Faith and the 2016 Campaign
GOP contender Donald Trump is not widely viewed as religious, even among Republicans. And the share of Americans who say Hillary Clinton is not a religious person has risen sharply since she first ran for president eight years ago.
5 key findings about faith and politics in the 2016 presidential race
Religion has long been entangled in America’s politics and its political campaigns.
U.S. Public Becoming Less Religious
There has been a modest drop in overall rates of belief in God and participation in religious practices. But religiously affiliated Americans are as observant as before.
California legalizes assisted suicide amid growing support for such laws
Two-thirds of Americans say doctors should be allowed by law to assist patients who are terminally ill and living in severe pain to commit suicide.
10 facts about religion in America
It’s a fascinating time for conversations about faith in the United States, with Pope Francis set to visit, a presidential election on the horizon and major trends reshaping the country’s religious landscape.
How the Supreme Court’s decision for gay marriage could affect religious institutions
Some legal scholars and others are trying to determine how a ruling granting same-sex couples a constitutional right to wed might affect religious institutions.
Jindal followed a rare path, from Hinduism to Catholicism
Louisiana Gov. Bobby Jindal, a newly declared Republican candidate for president, is hoping to attract support from conservative evangelical Christian voters. Jindal himself is a Catholic, and, as the son of immigrants from Hindu-majority India, was raised in the Hindu faith.
U.S. Catholics less positive toward pope on environment, sex abuse scandal than other issues
55% of Catholics rated Francis positively on addressing sex abuse, and 53% gave him high marks on environmental issues. But these were two out of nine areas in which Francis drew the least positive ratings.
Would Iran Deal Imperil Jews’ Loyalty to Democratic Party?
Republicans have become much stronger backers of Israel than Democrats over the years, yet American Jews have remained Democrats for the most part, writes Andrew Kohut.
Faith on the Hill
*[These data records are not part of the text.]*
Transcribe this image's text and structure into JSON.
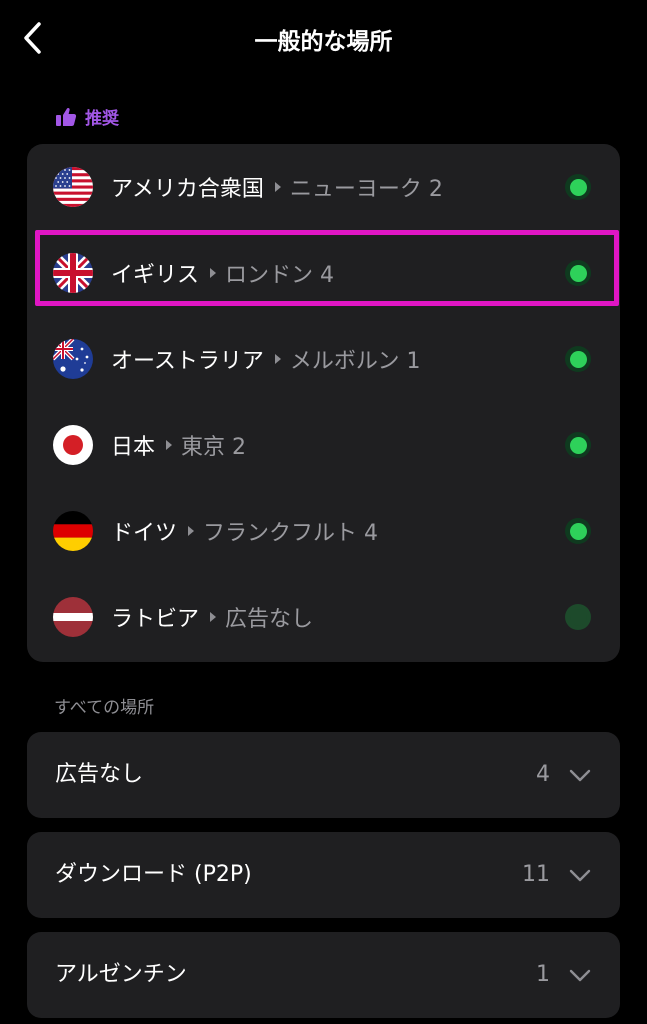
{
  "header": {
    "title": "一般的な場所",
    "back_icon": "chevron-left-icon"
  },
  "recommended": {
    "label": "推奨",
    "icon": "thumbs-up-icon",
    "accent_color": "#a257e6",
    "items": [
      {
        "country": "アメリカ合衆国",
        "city": "ニューヨーク 2",
        "flag": "us-flag-icon",
        "status": "online"
      },
      {
        "country": "イギリス",
        "city": "ロンドン 4",
        "flag": "uk-flag-icon",
        "status": "online"
      },
      {
        "country": "オーストラリア",
        "city": "メルボルン 1",
        "flag": "australia-flag-icon",
        "status": "online"
      },
      {
        "country": "日本",
        "city": "東京 2",
        "flag": "japan-flag-icon",
        "status": "online"
      },
      {
        "country": "ドイツ",
        "city": "フランクフルト 4",
        "flag": "germany-flag-icon",
        "status": "online"
      },
      {
        "country": "ラトビア",
        "city": "広告なし",
        "flag": "latvia-flag-icon",
        "status": "dim"
      }
    ]
  },
  "all_locations": {
    "label": "すべての場所",
    "groups": [
      {
        "name": "広告なし",
        "count": "4"
      },
      {
        "name": "ダウンロード (P2P)",
        "count": "11"
      },
      {
        "name": "アルゼンチン",
        "count": "1"
      }
    ]
  },
  "colors": {
    "highlight": "#e016c4",
    "status_green": "#2ed15a",
    "card_bg": "#1f1f21"
  }
}
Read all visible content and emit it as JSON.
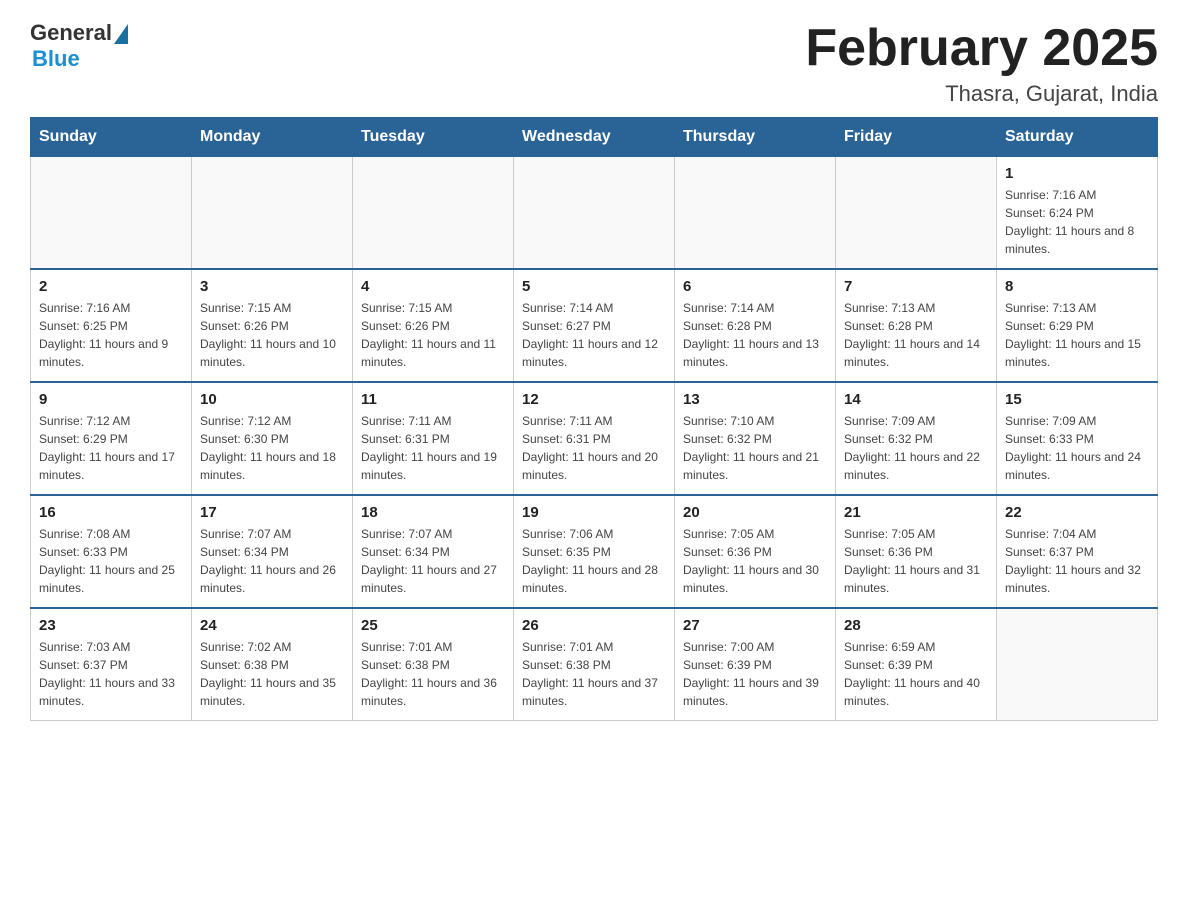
{
  "header": {
    "logo_general": "General",
    "logo_blue": "Blue",
    "month_year": "February 2025",
    "location": "Thasra, Gujarat, India"
  },
  "days_of_week": [
    "Sunday",
    "Monday",
    "Tuesday",
    "Wednesday",
    "Thursday",
    "Friday",
    "Saturday"
  ],
  "weeks": [
    [
      {
        "day": "",
        "info": ""
      },
      {
        "day": "",
        "info": ""
      },
      {
        "day": "",
        "info": ""
      },
      {
        "day": "",
        "info": ""
      },
      {
        "day": "",
        "info": ""
      },
      {
        "day": "",
        "info": ""
      },
      {
        "day": "1",
        "info": "Sunrise: 7:16 AM\nSunset: 6:24 PM\nDaylight: 11 hours and 8 minutes."
      }
    ],
    [
      {
        "day": "2",
        "info": "Sunrise: 7:16 AM\nSunset: 6:25 PM\nDaylight: 11 hours and 9 minutes."
      },
      {
        "day": "3",
        "info": "Sunrise: 7:15 AM\nSunset: 6:26 PM\nDaylight: 11 hours and 10 minutes."
      },
      {
        "day": "4",
        "info": "Sunrise: 7:15 AM\nSunset: 6:26 PM\nDaylight: 11 hours and 11 minutes."
      },
      {
        "day": "5",
        "info": "Sunrise: 7:14 AM\nSunset: 6:27 PM\nDaylight: 11 hours and 12 minutes."
      },
      {
        "day": "6",
        "info": "Sunrise: 7:14 AM\nSunset: 6:28 PM\nDaylight: 11 hours and 13 minutes."
      },
      {
        "day": "7",
        "info": "Sunrise: 7:13 AM\nSunset: 6:28 PM\nDaylight: 11 hours and 14 minutes."
      },
      {
        "day": "8",
        "info": "Sunrise: 7:13 AM\nSunset: 6:29 PM\nDaylight: 11 hours and 15 minutes."
      }
    ],
    [
      {
        "day": "9",
        "info": "Sunrise: 7:12 AM\nSunset: 6:29 PM\nDaylight: 11 hours and 17 minutes."
      },
      {
        "day": "10",
        "info": "Sunrise: 7:12 AM\nSunset: 6:30 PM\nDaylight: 11 hours and 18 minutes."
      },
      {
        "day": "11",
        "info": "Sunrise: 7:11 AM\nSunset: 6:31 PM\nDaylight: 11 hours and 19 minutes."
      },
      {
        "day": "12",
        "info": "Sunrise: 7:11 AM\nSunset: 6:31 PM\nDaylight: 11 hours and 20 minutes."
      },
      {
        "day": "13",
        "info": "Sunrise: 7:10 AM\nSunset: 6:32 PM\nDaylight: 11 hours and 21 minutes."
      },
      {
        "day": "14",
        "info": "Sunrise: 7:09 AM\nSunset: 6:32 PM\nDaylight: 11 hours and 22 minutes."
      },
      {
        "day": "15",
        "info": "Sunrise: 7:09 AM\nSunset: 6:33 PM\nDaylight: 11 hours and 24 minutes."
      }
    ],
    [
      {
        "day": "16",
        "info": "Sunrise: 7:08 AM\nSunset: 6:33 PM\nDaylight: 11 hours and 25 minutes."
      },
      {
        "day": "17",
        "info": "Sunrise: 7:07 AM\nSunset: 6:34 PM\nDaylight: 11 hours and 26 minutes."
      },
      {
        "day": "18",
        "info": "Sunrise: 7:07 AM\nSunset: 6:34 PM\nDaylight: 11 hours and 27 minutes."
      },
      {
        "day": "19",
        "info": "Sunrise: 7:06 AM\nSunset: 6:35 PM\nDaylight: 11 hours and 28 minutes."
      },
      {
        "day": "20",
        "info": "Sunrise: 7:05 AM\nSunset: 6:36 PM\nDaylight: 11 hours and 30 minutes."
      },
      {
        "day": "21",
        "info": "Sunrise: 7:05 AM\nSunset: 6:36 PM\nDaylight: 11 hours and 31 minutes."
      },
      {
        "day": "22",
        "info": "Sunrise: 7:04 AM\nSunset: 6:37 PM\nDaylight: 11 hours and 32 minutes."
      }
    ],
    [
      {
        "day": "23",
        "info": "Sunrise: 7:03 AM\nSunset: 6:37 PM\nDaylight: 11 hours and 33 minutes."
      },
      {
        "day": "24",
        "info": "Sunrise: 7:02 AM\nSunset: 6:38 PM\nDaylight: 11 hours and 35 minutes."
      },
      {
        "day": "25",
        "info": "Sunrise: 7:01 AM\nSunset: 6:38 PM\nDaylight: 11 hours and 36 minutes."
      },
      {
        "day": "26",
        "info": "Sunrise: 7:01 AM\nSunset: 6:38 PM\nDaylight: 11 hours and 37 minutes."
      },
      {
        "day": "27",
        "info": "Sunrise: 7:00 AM\nSunset: 6:39 PM\nDaylight: 11 hours and 39 minutes."
      },
      {
        "day": "28",
        "info": "Sunrise: 6:59 AM\nSunset: 6:39 PM\nDaylight: 11 hours and 40 minutes."
      },
      {
        "day": "",
        "info": ""
      }
    ]
  ]
}
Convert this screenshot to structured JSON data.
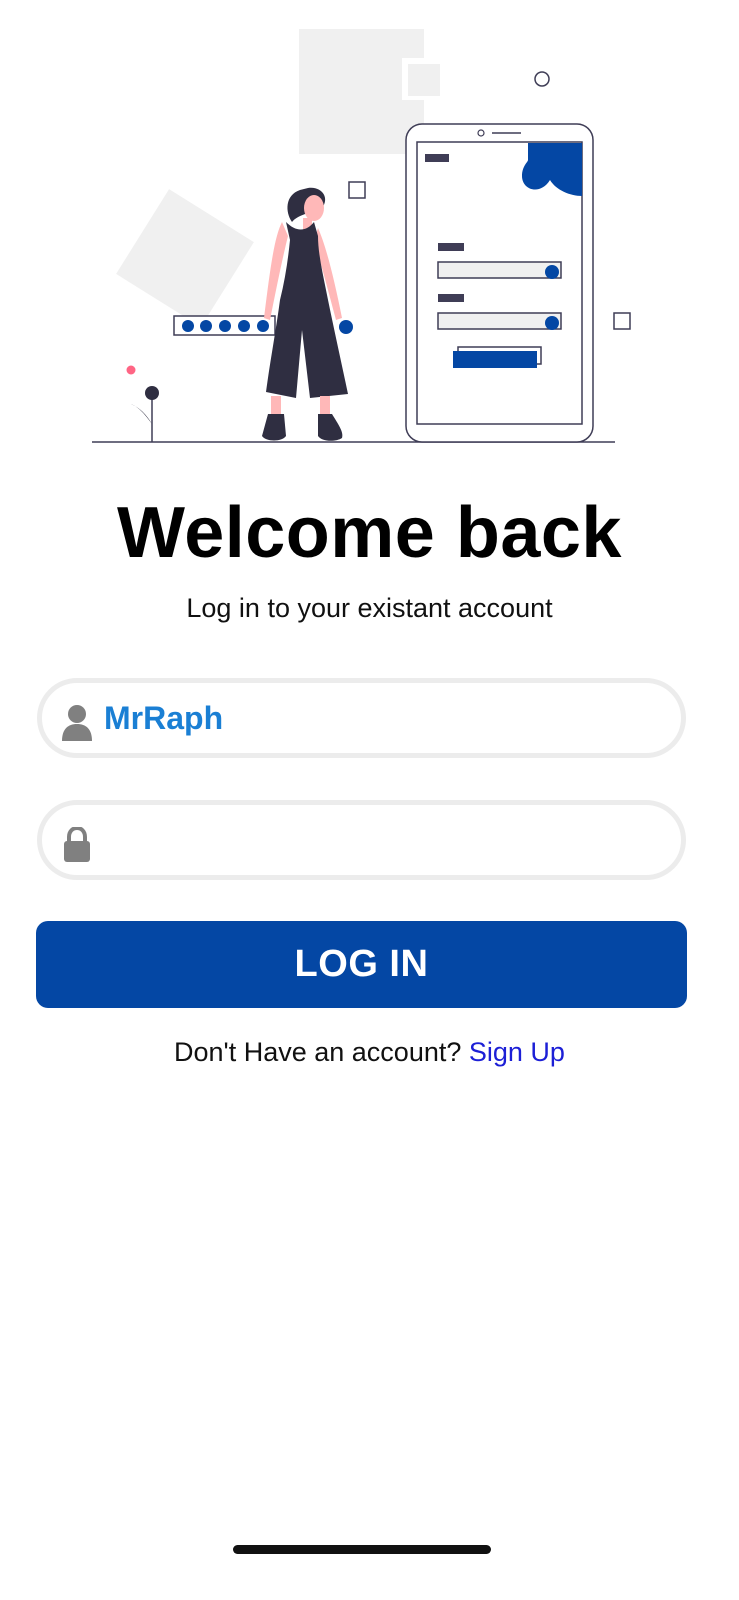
{
  "illustration": {
    "icon": "login-illustration",
    "accent_color": "#0447a4",
    "figure_color": "#2f2e41",
    "skin_color": "#ffb8b8",
    "light_shape_color": "#f0f0f0"
  },
  "welcome": {
    "title": "Welcome back",
    "subtitle": "Log in to your existant account"
  },
  "form": {
    "username": {
      "icon": "user-icon",
      "value": "MrRaph"
    },
    "password": {
      "icon": "lock-icon",
      "value": ""
    },
    "login_label": "LOG IN"
  },
  "signup": {
    "prompt": "Don't Have an account?",
    "link_label": "Sign Up"
  },
  "colors": {
    "primary": "#0447a4",
    "input_text": "#1a7fd4",
    "link": "#1c1fd6",
    "input_border": "#ececec"
  }
}
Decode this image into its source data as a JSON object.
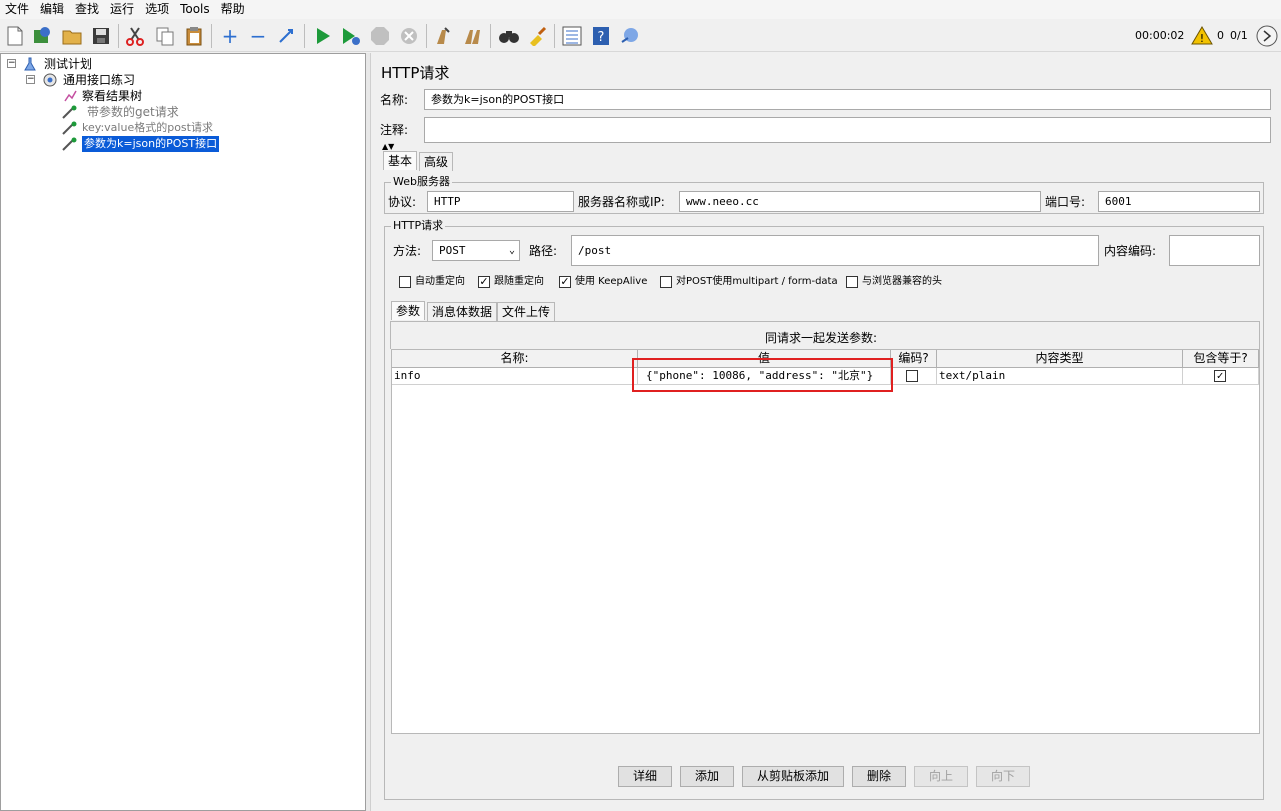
{
  "menu": [
    "文件",
    "编辑",
    "查找",
    "运行",
    "选项",
    "Tools",
    "帮助"
  ],
  "toolbar": {
    "icons": [
      "new-icon",
      "templates-icon",
      "open-icon",
      "save-icon",
      "cut-icon",
      "copy-icon",
      "paste-icon",
      "expand-icon",
      "collapse-icon",
      "toggle-icon",
      "start-icon",
      "start-no-pause-icon",
      "stop-icon",
      "shutdown-icon",
      "clear-icon",
      "clear-all-icon",
      "search-icon",
      "reset-search-icon",
      "function-helper-icon",
      "help-icon",
      "remote-icon"
    ],
    "timer": "00:00:02",
    "warning_count": "0",
    "threads": "0/1"
  },
  "tree": {
    "nodes": [
      {
        "label": "测试计划",
        "icon": "test-plan-icon"
      },
      {
        "label": "通用接口练习",
        "icon": "thread-group-icon"
      },
      {
        "label": "察看结果树",
        "icon": "result-tree-icon"
      },
      {
        "label": "带参数的get请求",
        "icon": "sampler-icon"
      },
      {
        "label": "key:value格式的post请求",
        "icon": "sampler-icon"
      },
      {
        "label": "参数为k=json的POST接口",
        "icon": "sampler-icon"
      }
    ]
  },
  "panel": {
    "title": "HTTP请求",
    "name_label": "名称:",
    "name_value": "参数为k=json的POST接口",
    "comment_label": "注释:",
    "comment_value": "",
    "tabs": [
      "基本",
      "高级"
    ],
    "web_server": {
      "group_label": "Web服务器",
      "protocol_label": "协议:",
      "protocol_value": "HTTP",
      "server_label": "服务器名称或IP:",
      "server_value": "www.neeo.cc",
      "port_label": "端口号:",
      "port_value": "6001"
    },
    "http_request": {
      "group_label": "HTTP请求",
      "method_label": "方法:",
      "method_value": "POST",
      "path_label": "路径:",
      "path_value": "/post",
      "encoding_label": "内容编码:",
      "encoding_value": "",
      "checkboxes": [
        {
          "label": "自动重定向",
          "checked": false
        },
        {
          "label": "跟随重定向",
          "checked": true
        },
        {
          "label": "使用 KeepAlive",
          "checked": true
        },
        {
          "label": "对POST使用multipart / form-data",
          "checked": false
        },
        {
          "label": "与浏览器兼容的头",
          "checked": false
        }
      ]
    },
    "subtabs": [
      "参数",
      "消息体数据",
      "文件上传"
    ],
    "params": {
      "caption": "同请求一起发送参数:",
      "headers": [
        "名称:",
        "值",
        "编码?",
        "内容类型",
        "包含等于?"
      ],
      "rows": [
        {
          "name": "info",
          "value": "{\"phone\": 10086, \"address\": \"北京\"}",
          "encode": false,
          "content_type": "text/plain",
          "include_equals": true
        }
      ]
    },
    "buttons": [
      {
        "label": "详细",
        "enabled": true
      },
      {
        "label": "添加",
        "enabled": true
      },
      {
        "label": "从剪贴板添加",
        "enabled": true
      },
      {
        "label": "删除",
        "enabled": true
      },
      {
        "label": "向上",
        "enabled": false
      },
      {
        "label": "向下",
        "enabled": false
      }
    ],
    "highlight_color": "#e02020"
  }
}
More than nine-in-ten members of the newly elected 114th Congress are Christian — a significantly higher share than is seen in the general population. However, many other major religious groups are represented in the body, including Jews, Buddhists, Muslims, Hindus and the unaffiliated.